Volume 2, January 1992

Sprechakttheorie I

Karl-Otto Apel
Pages 2-15

Illokutionäre Bedeutung und normative Gültigkeit
Die transzendentalpragmatische Begründung der uneingeschränkten kommunikativen Verständigung

The paper tries first to show that P. Strawson’s and J. Searle’s proposal of explicating the illocutionary meaning of speech-acts (or corresponding explicit sentences) in terms of the conditions of fulfilment or satisfaction (with regard to the underlying intentional states of mind) is unsatisfactory. It provides no full understanding of the meaning of speech-acts, at least not of non-constative acts, as e.g. orders, requests, demands, confessions, promisses, etc.; for, through its quasi-verificationist horizon, it provides no unterstanding of the illocutionary force in terms of the conditions of accepting the validity-claims that are connected with the performance of the act. Thus far the paper complies with Habermas’ approach. There remains however an ambiguity with regard to the good reasons for accepting a speech-act, since on the level of life-world communication and interaction not only validity-claims and pertinent arguments but also threats and offers are functioning as socially binding illocutionary forces (thus e.g. not only in coercions like "hands up" but in all kinds of negotiations and bargainings). How is it possible to show by a cogent argument that openly strategical acts as offers and threats cannot fulfill the role of providing good reasons for accepting speech-acts in the sense of unrestricted Verständigung (i.e. communicative understanding and coming to agreement) but are parasitic upon non-strategical ways of consensual communication by understanding and accepting validity-claims?
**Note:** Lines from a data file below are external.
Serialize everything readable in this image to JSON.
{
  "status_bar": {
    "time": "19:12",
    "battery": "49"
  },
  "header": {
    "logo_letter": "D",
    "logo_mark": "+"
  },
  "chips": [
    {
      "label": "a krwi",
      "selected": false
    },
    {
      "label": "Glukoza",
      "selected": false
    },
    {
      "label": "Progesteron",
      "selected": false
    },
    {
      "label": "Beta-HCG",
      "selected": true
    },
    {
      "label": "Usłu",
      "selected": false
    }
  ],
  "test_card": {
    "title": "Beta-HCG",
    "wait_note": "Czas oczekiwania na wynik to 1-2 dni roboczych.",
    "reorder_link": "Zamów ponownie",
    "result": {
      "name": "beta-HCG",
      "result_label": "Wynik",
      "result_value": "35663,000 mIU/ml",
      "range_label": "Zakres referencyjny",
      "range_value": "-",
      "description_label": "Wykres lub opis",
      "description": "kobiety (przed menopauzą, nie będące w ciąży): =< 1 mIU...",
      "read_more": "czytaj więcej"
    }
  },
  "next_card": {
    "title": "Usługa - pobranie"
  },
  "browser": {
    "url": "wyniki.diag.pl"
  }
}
The paper argues that this suggestive contention cannot be proved, i.e. grounded by a descriptive analysis of the normal function of communicative actions in the life-world but only - indeed - by transcendental pragmatic reflection on the normative conditions of argumentative discourse which cannot be denied without committing a performative self-contradiction.